# [Provided data]
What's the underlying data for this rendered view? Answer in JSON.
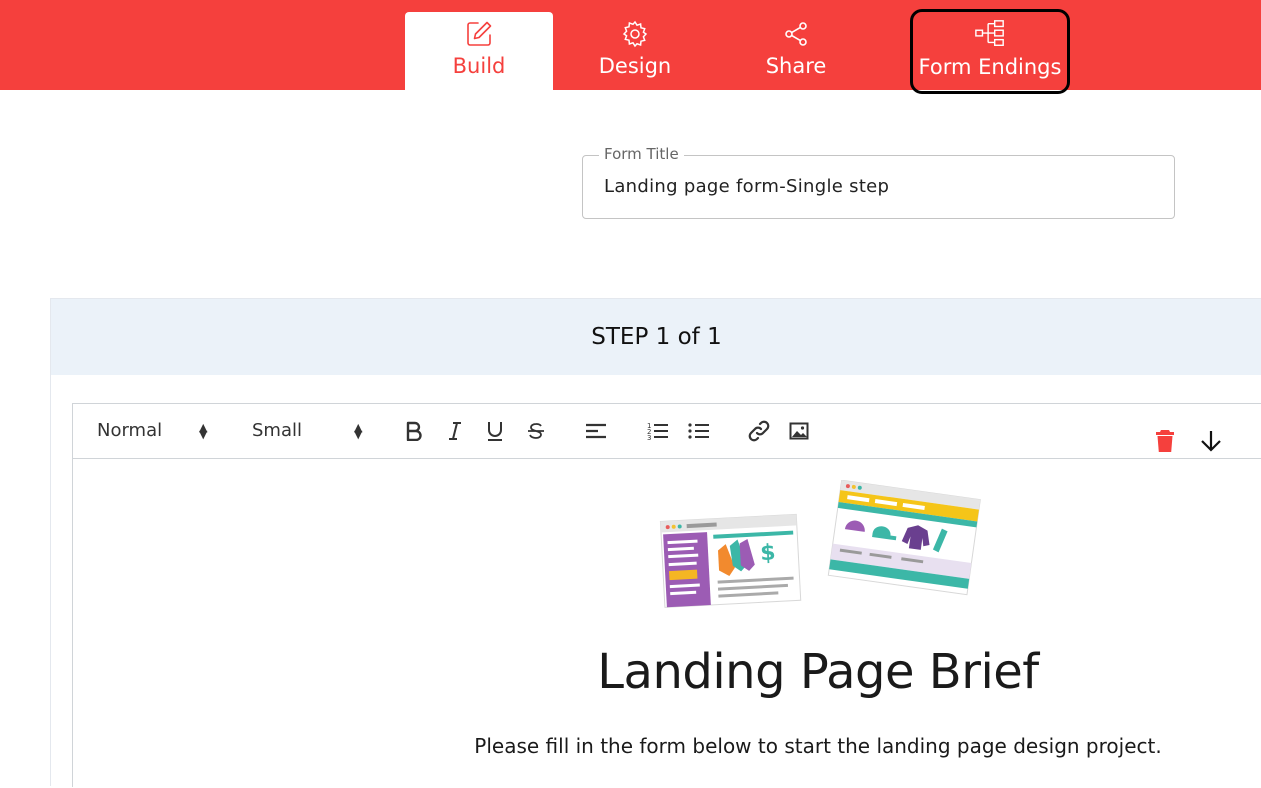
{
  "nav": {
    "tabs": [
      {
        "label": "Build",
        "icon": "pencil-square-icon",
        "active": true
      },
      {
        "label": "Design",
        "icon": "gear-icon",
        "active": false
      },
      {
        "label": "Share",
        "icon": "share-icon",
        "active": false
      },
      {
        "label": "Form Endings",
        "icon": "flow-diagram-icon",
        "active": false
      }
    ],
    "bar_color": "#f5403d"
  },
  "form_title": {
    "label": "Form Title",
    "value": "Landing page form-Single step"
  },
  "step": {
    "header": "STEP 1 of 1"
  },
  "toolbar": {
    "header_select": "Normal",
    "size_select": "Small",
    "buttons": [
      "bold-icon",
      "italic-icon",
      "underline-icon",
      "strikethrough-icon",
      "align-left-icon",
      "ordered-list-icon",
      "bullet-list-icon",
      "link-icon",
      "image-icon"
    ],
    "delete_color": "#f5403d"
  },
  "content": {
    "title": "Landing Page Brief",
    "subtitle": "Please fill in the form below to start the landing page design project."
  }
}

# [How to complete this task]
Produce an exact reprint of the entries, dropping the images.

# [Solved exercise]
What's the underlying data for this rendered view? Answer in JSON.
{
  "nav": {
    "tabs": [
      {
        "label": "Build",
        "icon": "pencil-square-icon",
        "active": true
      },
      {
        "label": "Design",
        "icon": "gear-icon",
        "active": false
      },
      {
        "label": "Share",
        "icon": "share-icon",
        "active": false
      },
      {
        "label": "Form Endings",
        "icon": "flow-diagram-icon",
        "active": false
      }
    ],
    "bar_color": "#f5403d"
  },
  "form_title": {
    "label": "Form Title",
    "value": "Landing page form-Single step"
  },
  "step": {
    "header": "STEP 1 of 1"
  },
  "toolbar": {
    "header_select": "Normal",
    "size_select": "Small",
    "buttons": [
      "bold-icon",
      "italic-icon",
      "underline-icon",
      "strikethrough-icon",
      "align-left-icon",
      "ordered-list-icon",
      "bullet-list-icon",
      "link-icon",
      "image-icon"
    ],
    "delete_color": "#f5403d"
  },
  "content": {
    "title": "Landing Page Brief",
    "subtitle": "Please fill in the form below to start the landing page design project."
  }
}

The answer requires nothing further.